What to wear to work today? Which of three projects has priority? What's the best day to choose a doctor's appointment? What should you make for dinner? In a state of depression, making even simple decisions can become a major undertaking, and more difficult decisions can become impossible. When indecision is accompanied by anxiety, being confronted by the necessity of making a choice can even lead to hysteria. People tend to think of a depressed person as being quiet and withdrawn, but if that person is backed into a corner, it can result in an emotional explosion or collapse.

  • Inability to Concentrate
    This can take two forms. It may be that no matter how hard you try, you simply cannot focus — on the task at hand, on a book you're trying to read, on the lecture you're attending, on the recipe you're following. Or it may be that your attention wanders without your being aware of it until someone points it out to you, or you suddenly notice you've been staring at the same page of your book for 20 minutes. Both can be embarrassing and frustrating. In either case, the inability to concentrate is an important condition to be noted.
  • Problems with Memory
    Memory problems primarily occur as a result of poor focus — that is, because of difficulty concentrating, you simply didn't hear something that was said to you and so don't recall it later. But many cognitive processes become slower and less effective in depression, including memory.
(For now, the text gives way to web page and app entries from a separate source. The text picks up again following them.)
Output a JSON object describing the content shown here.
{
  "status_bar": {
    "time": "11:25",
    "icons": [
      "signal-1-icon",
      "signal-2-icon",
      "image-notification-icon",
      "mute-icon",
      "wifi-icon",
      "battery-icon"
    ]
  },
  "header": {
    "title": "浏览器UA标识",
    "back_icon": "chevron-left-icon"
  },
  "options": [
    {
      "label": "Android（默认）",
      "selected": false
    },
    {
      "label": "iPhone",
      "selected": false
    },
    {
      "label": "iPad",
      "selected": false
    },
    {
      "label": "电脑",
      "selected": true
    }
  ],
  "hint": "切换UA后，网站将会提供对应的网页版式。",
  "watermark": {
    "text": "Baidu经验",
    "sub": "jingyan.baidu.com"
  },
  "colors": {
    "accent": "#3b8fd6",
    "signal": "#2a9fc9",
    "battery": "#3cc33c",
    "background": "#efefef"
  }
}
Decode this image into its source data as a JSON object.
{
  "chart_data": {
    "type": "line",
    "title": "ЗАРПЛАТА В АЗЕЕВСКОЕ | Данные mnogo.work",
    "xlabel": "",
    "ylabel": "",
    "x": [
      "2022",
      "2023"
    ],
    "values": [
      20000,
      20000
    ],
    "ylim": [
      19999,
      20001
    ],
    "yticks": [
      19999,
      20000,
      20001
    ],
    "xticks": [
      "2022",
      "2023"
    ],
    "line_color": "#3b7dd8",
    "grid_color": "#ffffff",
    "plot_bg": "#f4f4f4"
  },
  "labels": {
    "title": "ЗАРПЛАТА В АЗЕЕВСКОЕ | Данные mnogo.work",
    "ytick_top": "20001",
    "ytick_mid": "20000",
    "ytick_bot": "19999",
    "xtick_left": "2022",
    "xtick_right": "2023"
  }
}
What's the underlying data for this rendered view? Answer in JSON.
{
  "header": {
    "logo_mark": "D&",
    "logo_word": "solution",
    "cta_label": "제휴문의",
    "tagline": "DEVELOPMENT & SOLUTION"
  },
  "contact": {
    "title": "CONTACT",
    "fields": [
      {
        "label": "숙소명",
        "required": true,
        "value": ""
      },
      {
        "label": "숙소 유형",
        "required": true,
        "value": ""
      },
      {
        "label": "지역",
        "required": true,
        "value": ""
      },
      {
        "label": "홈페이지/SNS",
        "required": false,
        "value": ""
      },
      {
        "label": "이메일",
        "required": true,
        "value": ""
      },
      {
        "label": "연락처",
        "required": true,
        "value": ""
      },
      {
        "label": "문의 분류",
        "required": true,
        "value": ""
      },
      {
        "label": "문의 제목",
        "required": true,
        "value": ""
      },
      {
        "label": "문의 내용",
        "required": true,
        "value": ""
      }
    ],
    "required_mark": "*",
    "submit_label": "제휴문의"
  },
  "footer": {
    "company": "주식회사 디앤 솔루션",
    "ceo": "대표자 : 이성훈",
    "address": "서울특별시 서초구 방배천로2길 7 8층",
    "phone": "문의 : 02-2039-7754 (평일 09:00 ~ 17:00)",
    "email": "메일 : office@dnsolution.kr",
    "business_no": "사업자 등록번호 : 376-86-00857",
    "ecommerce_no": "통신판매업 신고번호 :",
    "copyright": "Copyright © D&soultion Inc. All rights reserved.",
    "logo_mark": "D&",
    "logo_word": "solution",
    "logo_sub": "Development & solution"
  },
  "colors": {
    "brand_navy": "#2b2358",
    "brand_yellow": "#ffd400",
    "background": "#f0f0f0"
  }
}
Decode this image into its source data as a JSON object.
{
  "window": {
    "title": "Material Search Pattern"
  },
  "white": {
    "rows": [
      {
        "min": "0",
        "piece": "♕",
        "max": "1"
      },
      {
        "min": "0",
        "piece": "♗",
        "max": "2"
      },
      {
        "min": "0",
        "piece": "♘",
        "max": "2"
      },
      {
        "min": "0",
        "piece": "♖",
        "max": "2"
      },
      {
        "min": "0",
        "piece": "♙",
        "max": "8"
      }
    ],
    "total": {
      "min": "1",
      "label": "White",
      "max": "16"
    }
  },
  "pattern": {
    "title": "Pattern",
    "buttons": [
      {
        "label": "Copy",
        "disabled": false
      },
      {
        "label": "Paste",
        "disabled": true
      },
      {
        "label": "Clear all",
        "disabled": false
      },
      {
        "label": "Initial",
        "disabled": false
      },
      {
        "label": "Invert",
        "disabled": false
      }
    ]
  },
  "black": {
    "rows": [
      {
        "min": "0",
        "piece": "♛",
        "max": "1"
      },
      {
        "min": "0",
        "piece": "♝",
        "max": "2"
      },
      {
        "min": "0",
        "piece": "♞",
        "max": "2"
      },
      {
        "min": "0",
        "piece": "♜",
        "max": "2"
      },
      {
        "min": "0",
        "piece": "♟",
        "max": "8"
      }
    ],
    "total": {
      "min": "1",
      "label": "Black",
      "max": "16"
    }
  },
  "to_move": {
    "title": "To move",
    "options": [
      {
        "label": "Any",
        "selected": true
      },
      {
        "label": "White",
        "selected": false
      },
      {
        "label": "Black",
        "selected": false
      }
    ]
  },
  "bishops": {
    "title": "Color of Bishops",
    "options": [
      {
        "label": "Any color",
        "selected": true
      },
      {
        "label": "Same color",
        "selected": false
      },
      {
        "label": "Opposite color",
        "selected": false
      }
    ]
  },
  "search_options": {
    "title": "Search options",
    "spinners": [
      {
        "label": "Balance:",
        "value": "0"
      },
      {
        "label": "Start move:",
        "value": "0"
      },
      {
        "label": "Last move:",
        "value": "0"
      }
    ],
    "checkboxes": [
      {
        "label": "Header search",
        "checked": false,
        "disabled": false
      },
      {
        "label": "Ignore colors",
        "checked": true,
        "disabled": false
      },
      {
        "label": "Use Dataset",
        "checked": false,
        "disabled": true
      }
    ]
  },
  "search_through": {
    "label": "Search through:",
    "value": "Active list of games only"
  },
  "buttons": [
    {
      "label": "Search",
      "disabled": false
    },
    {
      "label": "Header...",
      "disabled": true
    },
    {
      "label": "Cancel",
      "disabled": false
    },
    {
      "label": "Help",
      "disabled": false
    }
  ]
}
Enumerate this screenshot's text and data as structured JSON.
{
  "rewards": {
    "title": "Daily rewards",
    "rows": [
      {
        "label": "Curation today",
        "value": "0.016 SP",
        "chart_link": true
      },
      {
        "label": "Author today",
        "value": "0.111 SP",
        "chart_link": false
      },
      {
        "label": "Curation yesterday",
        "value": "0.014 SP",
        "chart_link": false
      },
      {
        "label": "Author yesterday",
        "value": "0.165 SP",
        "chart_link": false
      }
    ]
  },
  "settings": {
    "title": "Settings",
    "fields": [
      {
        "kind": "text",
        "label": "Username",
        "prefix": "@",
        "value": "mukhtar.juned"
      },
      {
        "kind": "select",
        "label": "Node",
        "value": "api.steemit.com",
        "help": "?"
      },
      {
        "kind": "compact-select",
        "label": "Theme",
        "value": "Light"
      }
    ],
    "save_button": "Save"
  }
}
  • Disorganization
    Disorganization is not exclusively a symptom of depression, nor is it necessarily a disorder. And it is perfectly possible for a manic or hypomanic person to be unorganized, but in that state, such a person isn't likely to be bothered by it and may, for example, know just where a particular item is in spite of having his belongings in a state of chaos.

As with all the depression symptoms we've covered, recognizing these symptoms is a key element in knowing when to get help. For example, if you are always indecisive, even when manic or hypomanic, indecision likely won't be an identifying characteristic of depression for you — unless you react to it differently depending on your mood. If you can laugh it off when hypomanic but are filled with anxiety about it when depressed, you have a personal marker for your own depressive episodes.